[Element data from apps and pages]
BEGIN
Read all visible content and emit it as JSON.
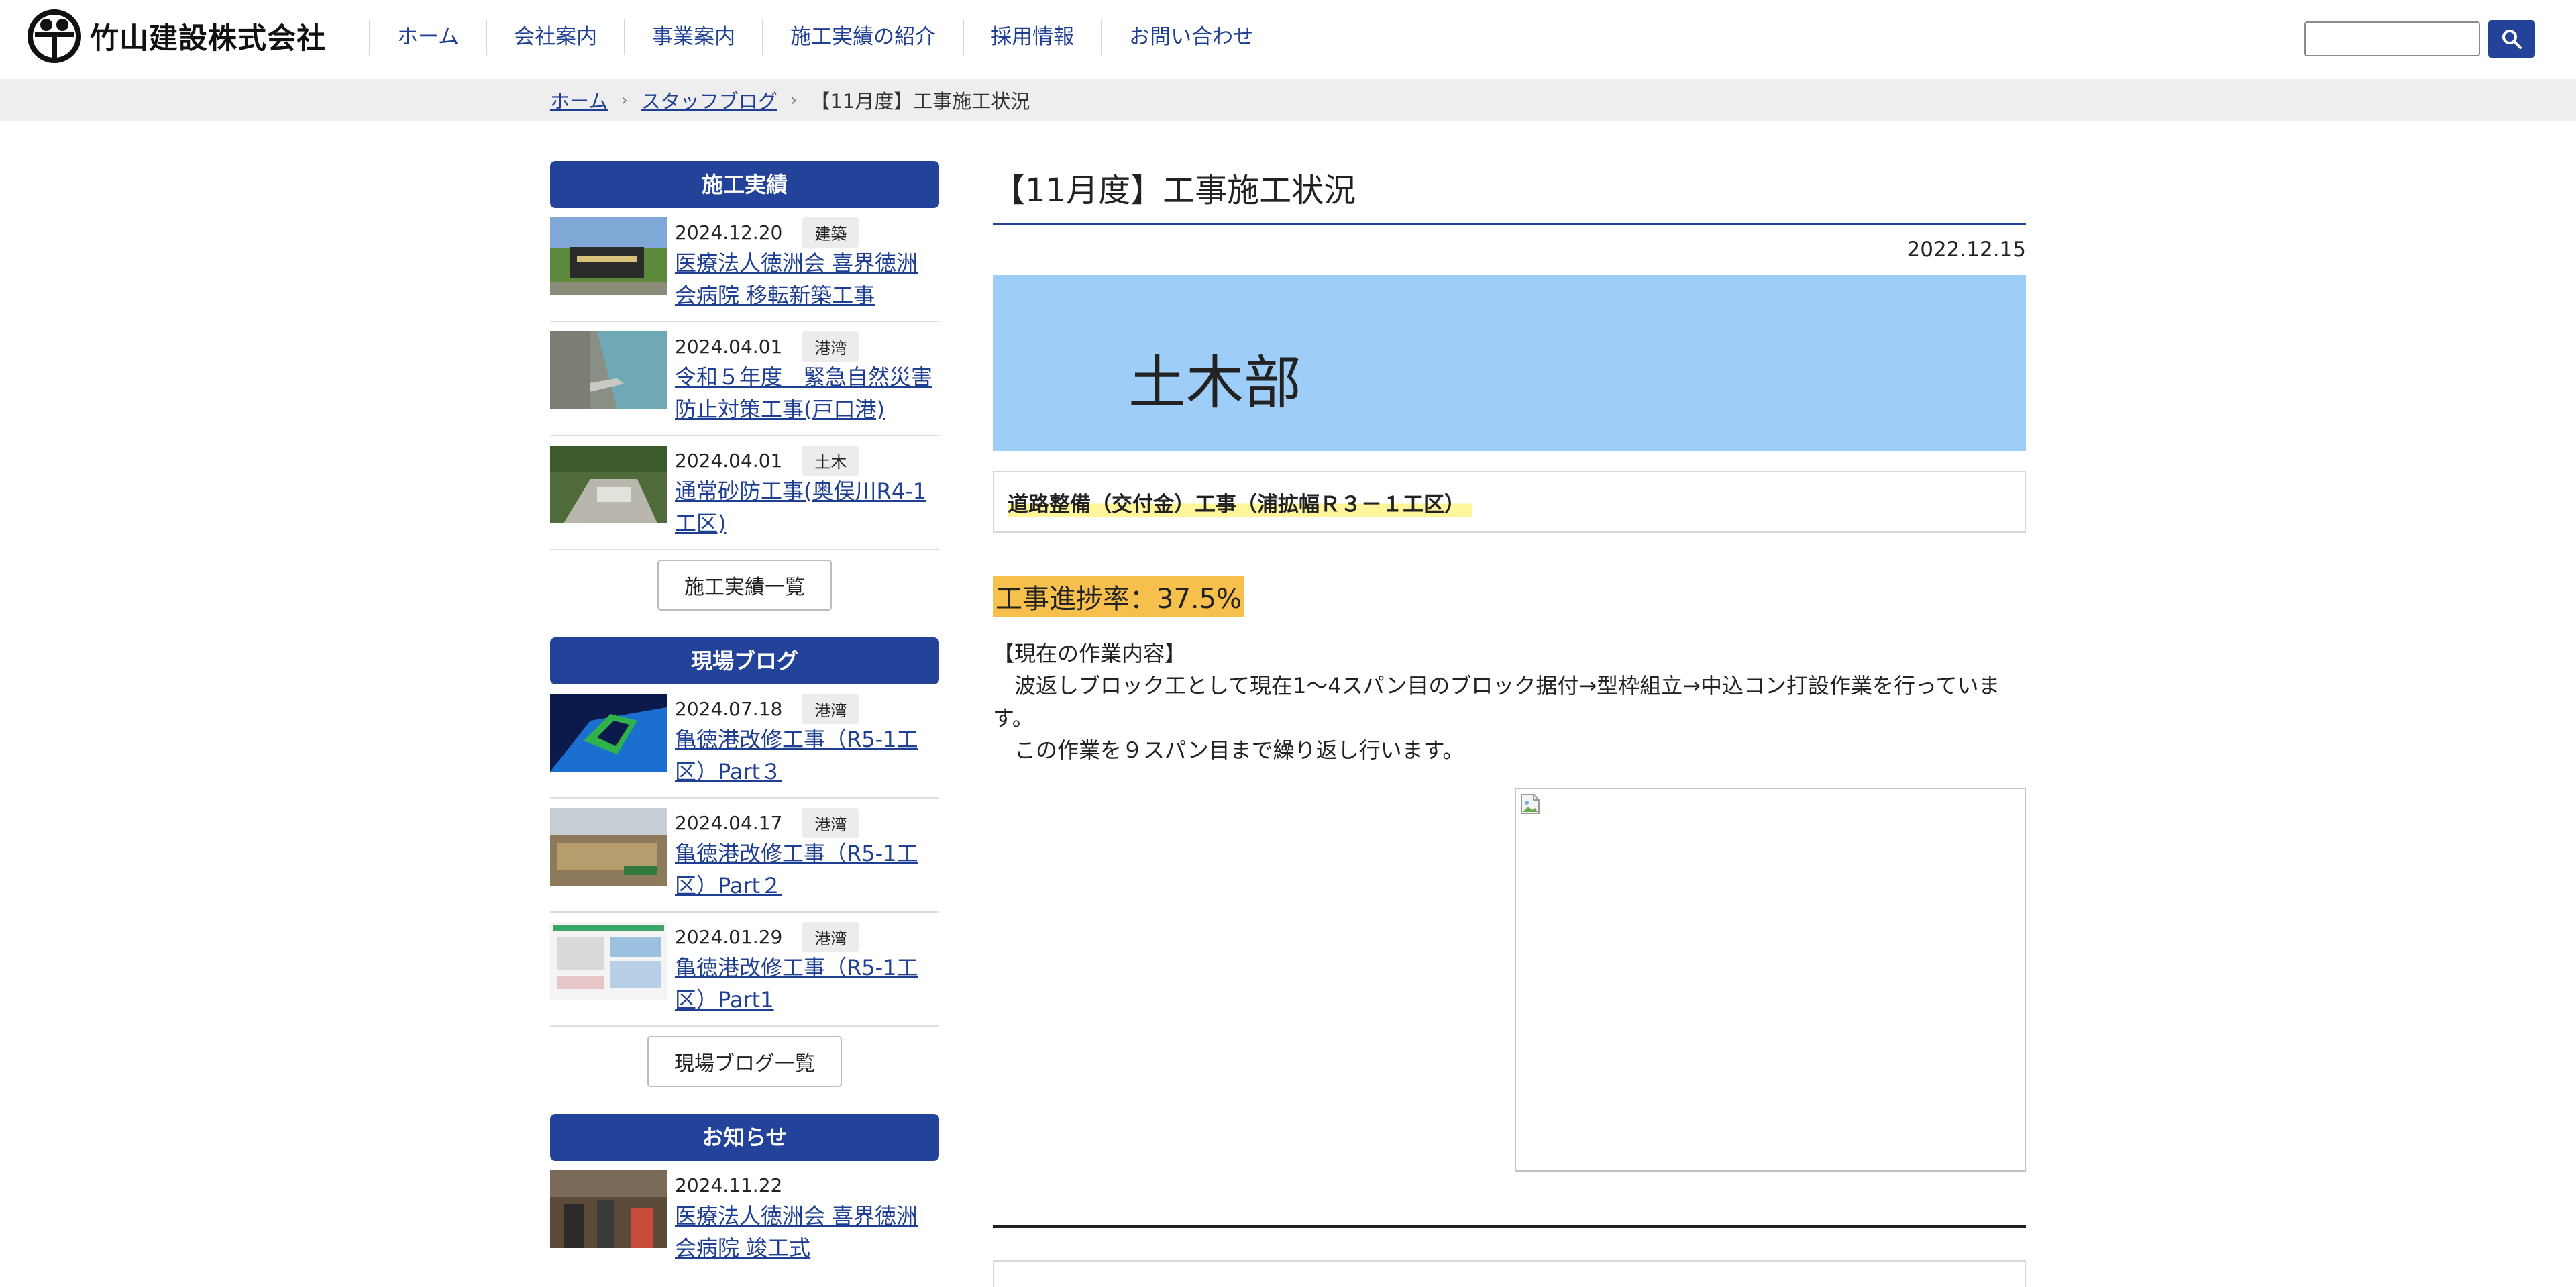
{
  "header": {
    "company_name": "竹山建設株式会社",
    "nav": [
      "ホーム",
      "会社案内",
      "事業案内",
      "施工実績の紹介",
      "採用情報",
      "お問い合わせ"
    ],
    "search_placeholder": ""
  },
  "breadcrumb": {
    "home": "ホーム",
    "blog": "スタッフブログ",
    "current": "【11月度】工事施工状況"
  },
  "sidebar": {
    "sections": [
      {
        "heading": "施工実績",
        "items": [
          {
            "date": "2024.12.20",
            "tag": "建築",
            "title": "医療法人徳洲会 喜界徳洲会病院 移転新築工事"
          },
          {
            "date": "2024.04.01",
            "tag": "港湾",
            "title": "令和５年度　緊急自然災害防止対策工事(戸口港)"
          },
          {
            "date": "2024.04.01",
            "tag": "土木",
            "title": "通常砂防工事(奥俣川R4-1工区)"
          }
        ],
        "more": "施工実績一覧"
      },
      {
        "heading": "現場ブログ",
        "items": [
          {
            "date": "2024.07.18",
            "tag": "港湾",
            "title": "亀徳港改修工事（R5-1工区）Part３"
          },
          {
            "date": "2024.04.17",
            "tag": "港湾",
            "title": "亀徳港改修工事（R5-1工区）Part２"
          },
          {
            "date": "2024.01.29",
            "tag": "港湾",
            "title": "亀徳港改修工事（R5-1工区）Part1"
          }
        ],
        "more": "現場ブログ一覧"
      },
      {
        "heading": "お知らせ",
        "items": [
          {
            "date": "2024.11.22",
            "tag": "",
            "title": "医療法人徳洲会 喜界徳洲会病院 竣工式"
          }
        ],
        "more": ""
      }
    ]
  },
  "article": {
    "title": "【11月度】工事施工状況",
    "date": "2022.12.15",
    "department": "土木部",
    "project": "道路整備（交付金）工事（浦拡幅Ｒ３－１工区）",
    "progress": "工事進捗率：37.5%",
    "body_heading": "【現在の作業内容】",
    "body_line1": "　波返しブロック工として現在1〜4スパン目のブロック据付→型枠組立→中込コン打設作業を行っています。",
    "body_line2": "　この作業を９スパン目まで繰り返し行います。"
  },
  "colors": {
    "brand_blue": "#23439a",
    "dept_banner": "#9ecdf7",
    "progress_highlight": "#f7c04c",
    "project_highlight": "#fff59a"
  }
}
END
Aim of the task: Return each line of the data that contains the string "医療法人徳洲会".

Solution for this problem:
            "title": "医療法人徳洲会 喜界徳洲会病院 移転新築工事"
            "title": "医療法人徳洲会 喜界徳洲会病院 竣工式"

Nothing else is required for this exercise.